Only the number is needed: the count of lines in the records with the word "this".

=== Begin Enclosure ===

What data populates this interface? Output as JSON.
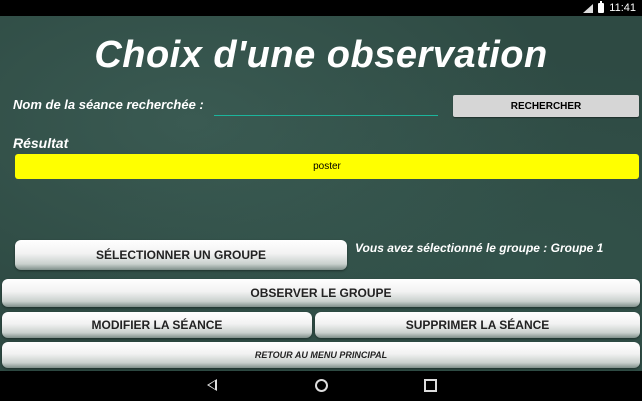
{
  "status_bar": {
    "time": "11:41",
    "icons": [
      "signal-icon",
      "battery-icon"
    ]
  },
  "header": {
    "title": "Choix d'une observation"
  },
  "search": {
    "label": "Nom de la séance recherchée :",
    "value": "",
    "button_label": "RECHERCHER"
  },
  "results": {
    "label": "Résultat",
    "items": [
      "poster"
    ],
    "highlight_color": "#ffff00"
  },
  "group": {
    "select_button_label": "SÉLECTIONNER UN GROUPE",
    "selected_text": "Vous avez sélectionné le groupe : Groupe 1"
  },
  "actions": {
    "observe_label": "OBSERVER LE GROUPE",
    "modify_label": "MODIFIER LA SÉANCE",
    "delete_label": "SUPPRIMER LA SÉANCE",
    "return_label": "RETOUR AU MENU PRINCIPAL"
  },
  "nav_bar": {
    "icons": [
      "back-icon",
      "home-icon",
      "recent-apps-icon"
    ]
  },
  "colors": {
    "board": "#2e4a43",
    "accent_underline": "#1bb59c",
    "search_button": "#d6d6d6"
  }
}
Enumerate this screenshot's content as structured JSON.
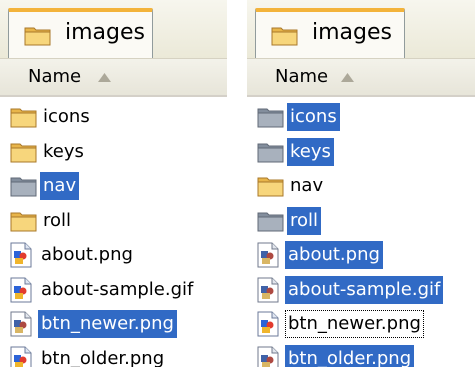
{
  "left_panel": {
    "tab_label": "images",
    "column_header": "Name",
    "rows": [
      {
        "name": "icons",
        "type": "folder",
        "selected": false
      },
      {
        "name": "keys",
        "type": "folder",
        "selected": false
      },
      {
        "name": "nav",
        "type": "folder",
        "selected": true
      },
      {
        "name": "roll",
        "type": "folder",
        "selected": false
      },
      {
        "name": "about.png",
        "type": "file",
        "selected": false
      },
      {
        "name": "about-sample.gif",
        "type": "file",
        "selected": false
      },
      {
        "name": "btn_newer.png",
        "type": "file",
        "selected": true
      },
      {
        "name": "btn_older.png",
        "type": "file",
        "selected": false
      }
    ]
  },
  "right_panel": {
    "tab_label": "images",
    "column_header": "Name",
    "rows": [
      {
        "name": "icons",
        "type": "folder",
        "selected": true
      },
      {
        "name": "keys",
        "type": "folder",
        "selected": true
      },
      {
        "name": "nav",
        "type": "folder",
        "selected": false
      },
      {
        "name": "roll",
        "type": "folder",
        "selected": true
      },
      {
        "name": "about.png",
        "type": "file",
        "selected": true
      },
      {
        "name": "about-sample.gif",
        "type": "file",
        "selected": true
      },
      {
        "name": "btn_newer.png",
        "type": "file",
        "selected": false,
        "focused": true
      },
      {
        "name": "btn_older.png",
        "type": "file",
        "selected": true
      }
    ]
  },
  "colors": {
    "selection": "#316ac5",
    "folder": "#f3c45c",
    "tab_accent": "#f3b33a"
  },
  "icons": {
    "folder": "folder-icon",
    "file": "image-file-icon",
    "sort": "sort-ascending-icon"
  }
}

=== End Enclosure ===

**Solution:** 2